Q9.  Can India’s long term financial investment and considerable influence in Afghanistan be stabilizing or is it likely to lead to increasing military threat against Pakistan?
India wants to be, and will be, a stabilizing influence, particularly under the guidance and ground rules of the GHCM. The Pakistanis have an equal responsibility. To meet this, they need to get over their angry inferiority complex and become pro-GHCM for their own survival leading to worldwide prosperity.  
Q10. If, as many believe, Islamic extremism is a minor secondary influence in the Pashtun/Tribal conflicts in the Af-Pak theatre, why has this not been factored in?
I think it is ridiculous to believe Islamic extremism is a minor secondary influence in the region. Does anyone actually believe Christian or Jewish extremism doesn’t exist? Or Hindu extremism? How about Shinto extremism? Or Atheistic extremism? To believe otherwise is to be totally naïve. Of course they exist. Religious and anti-religious extremism is the devil’s workshop, not God’s. It has been responsible for the horrific deaths of 100s of millions of humans in this cycle of our lowly creation alone.
The answer is to neutralize religious terrorism.  The way to neutralize it in the Af-Pak region is with the Greater Himalayan Common Market. This will not be trivial, but it is an worthwhile endeavor.
There will be time for the GHCM to be a thriving enterprise of  economic well-being before I leave this creation for good. There will be a time for true spirituality to rise again, in parallel with prosperity and respect for the peoples of that part of the world.
What we’re doing in the United States may seem hard. It may seem difficult. It may seem expensive. But it is so much cheaper and beneficial to the world than the alternative.  

Bio: Tom Dillman

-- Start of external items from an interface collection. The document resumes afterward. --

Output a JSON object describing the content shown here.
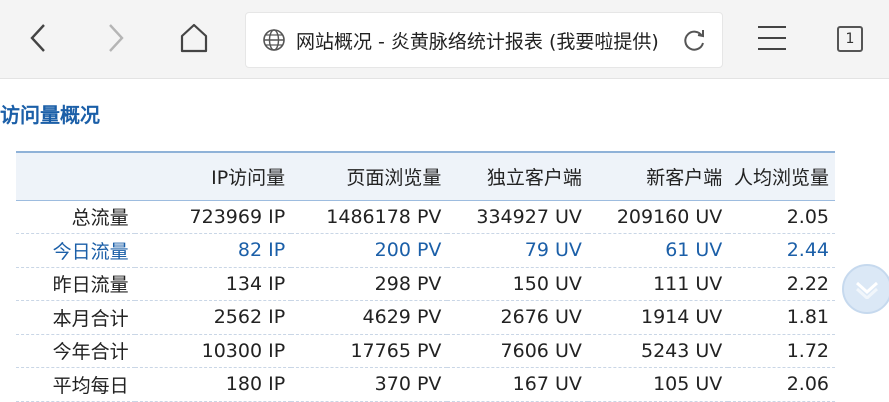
{
  "browser": {
    "page_title": "网站概况 - 炎黄脉络统计报表 (我要啦提供)",
    "tab_count": "1"
  },
  "section": {
    "title": "访问量概况"
  },
  "table": {
    "headers": [
      "",
      "IP访问量",
      "页面浏览量",
      "独立客户端",
      "新客户端",
      "人均浏览量"
    ],
    "rows": [
      {
        "label": "总流量",
        "ip": "723969 IP",
        "pv": "1486178 PV",
        "uv": "334927 UV",
        "new_uv": "209160 UV",
        "avg": "2.05"
      },
      {
        "label": "今日流量",
        "ip": "82 IP",
        "pv": "200 PV",
        "uv": "79 UV",
        "new_uv": "61 UV",
        "avg": "2.44"
      },
      {
        "label": "昨日流量",
        "ip": "134 IP",
        "pv": "298 PV",
        "uv": "150 UV",
        "new_uv": "111 UV",
        "avg": "2.22"
      },
      {
        "label": "本月合计",
        "ip": "2562 IP",
        "pv": "4629 PV",
        "uv": "2676 UV",
        "new_uv": "1914 UV",
        "avg": "1.81"
      },
      {
        "label": "今年合计",
        "ip": "10300 IP",
        "pv": "17765 PV",
        "uv": "7606 UV",
        "new_uv": "5243 UV",
        "avg": "1.72"
      },
      {
        "label": "平均每日",
        "ip": "180 IP",
        "pv": "370 PV",
        "uv": "167 UV",
        "new_uv": "105 UV",
        "avg": "2.06"
      }
    ]
  },
  "colors": {
    "accent": "#1b5fa8",
    "header_bg": "#eef3f9"
  },
  "icons": [
    "back-icon",
    "forward-icon",
    "home-icon",
    "globe-icon",
    "reload-icon",
    "menu-icon",
    "tabs-icon",
    "scroll-down-icon"
  ]
}
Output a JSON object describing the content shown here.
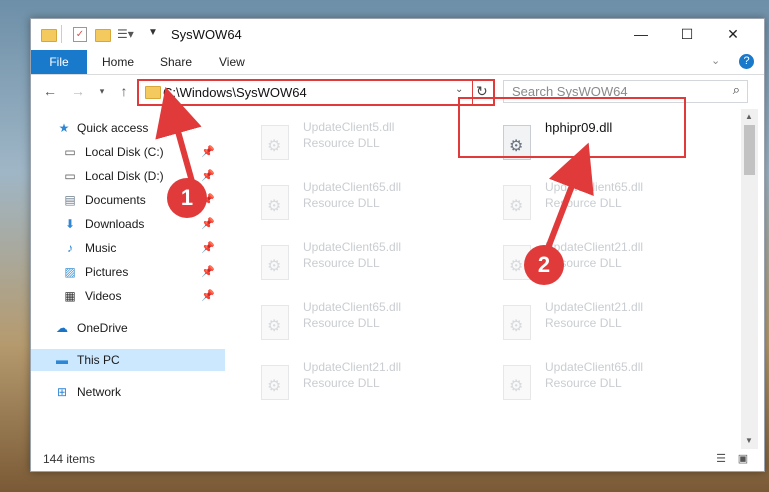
{
  "window": {
    "title": "SysWOW64",
    "controls": {
      "minimize": "—",
      "maximize": "☐",
      "close": "✕"
    }
  },
  "ribbon": {
    "file": "File",
    "home": "Home",
    "share": "Share",
    "view": "View",
    "help_icon": "?"
  },
  "nav": {
    "address": "C:\\Windows\\SysWOW64",
    "search_placeholder": "Search SysWOW64"
  },
  "sidebar": {
    "items": [
      {
        "label": "Quick access",
        "icon": "star-icon"
      },
      {
        "label": "Local Disk (C:)",
        "icon": "drive-icon"
      },
      {
        "label": "Local Disk (D:)",
        "icon": "drive-icon"
      },
      {
        "label": "Documents",
        "icon": "documents-icon"
      },
      {
        "label": "Downloads",
        "icon": "download-icon"
      },
      {
        "label": "Music",
        "icon": "music-icon"
      },
      {
        "label": "Pictures",
        "icon": "pictures-icon"
      },
      {
        "label": "Videos",
        "icon": "videos-icon"
      },
      {
        "label": "OneDrive",
        "icon": "cloud-icon"
      },
      {
        "label": "This PC",
        "icon": "computer-icon"
      },
      {
        "label": "Network",
        "icon": "network-icon"
      }
    ]
  },
  "files": {
    "highlighted": {
      "name": "hphipr09.dll"
    },
    "left": [
      {
        "name": "UpdateClient5.dll",
        "type": "Resource DLL"
      },
      {
        "name": "UpdateClient65.dll",
        "type": "Resource DLL"
      },
      {
        "name": "UpdateClient65.dll",
        "type": "Resource DLL"
      },
      {
        "name": "UpdateClient65.dll",
        "type": "Resource DLL"
      },
      {
        "name": "UpdateClient21.dll",
        "type": "Resource DLL"
      }
    ],
    "right": [
      {
        "name": "UpdateClient65.dll",
        "type": "Resource DLL"
      },
      {
        "name": "UpdateClient21.dll",
        "type": "Resource DLL"
      },
      {
        "name": "UpdateClient21.dll",
        "type": "Resource DLL"
      },
      {
        "name": "UpdateClient65.dll",
        "type": "Resource DLL"
      }
    ]
  },
  "status": {
    "items": "144 items"
  },
  "annotations": {
    "marker1": "1",
    "marker2": "2",
    "color": "#e03a3a"
  }
}
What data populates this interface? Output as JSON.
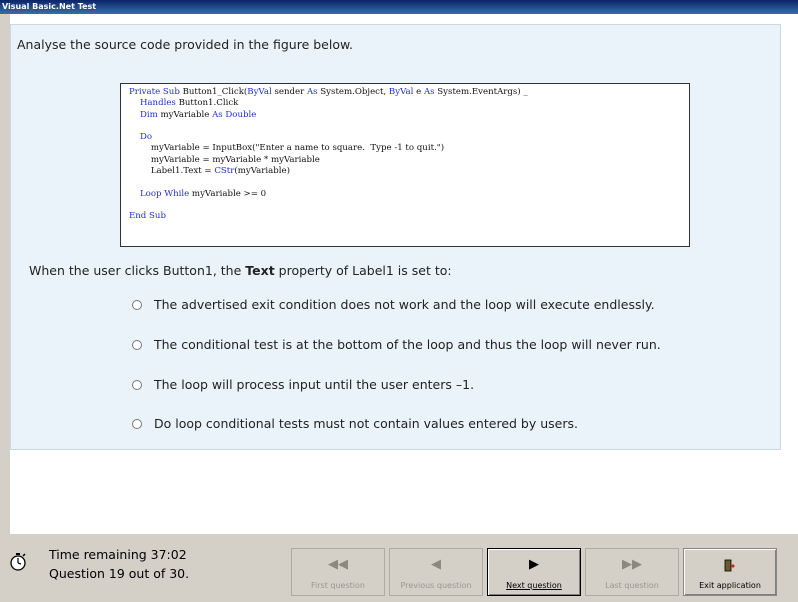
{
  "window": {
    "title": "Visual Basic.Net Test"
  },
  "question": {
    "intro": "Analyse the source code provided in the figure below.",
    "code_lines": [
      "Private Sub Button1_Click(ByVal sender As System.Object, ByVal e As System.EventArgs) _",
      "    Handles Button1.Click",
      "    Dim myVariable As Double",
      "",
      "    Do",
      "        myVariable = InputBox(\"Enter a name to square.  Type -1 to quit.\")",
      "        myVariable = myVariable * myVariable",
      "        Label1.Text = CStr(myVariable)",
      "",
      "    Loop While myVariable >= 0",
      "",
      "End Sub"
    ],
    "prompt_before": "When the user clicks Button1, the ",
    "prompt_bold": "Text",
    "prompt_after": " property of Label1 is set to:",
    "options": [
      "The advertised exit condition does not work and the loop will execute endlessly.",
      "The conditional test is at the bottom of the loop and thus the loop will never run.",
      "The loop will process input until the user enters –1.",
      "Do loop conditional tests must not contain values entered by users."
    ]
  },
  "status": {
    "time_remaining": "Time remaining 37:02",
    "question_count": "Question 19 out of 30."
  },
  "nav": {
    "first": "First question",
    "previous": "Previous question",
    "next": "Next question",
    "last": "Last question",
    "exit": "Exit application"
  },
  "colors": {
    "keyword": "#1f2fd0",
    "panel": "#eaf3fa",
    "titlebar": "#0a246a"
  }
}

U.S. Army Veteran; First Cavalry, Korean DMZ and Ho Chi Minh Trail, Laos; Electrical Engineer, Physicist and Mathematician, Presidential and Key Executive MBA; Corporate Vice President and President in computer Industry, first novel in Publisher requested rewrite phase; second novel in editing phase. Culturally relaxed, fiscally conservative.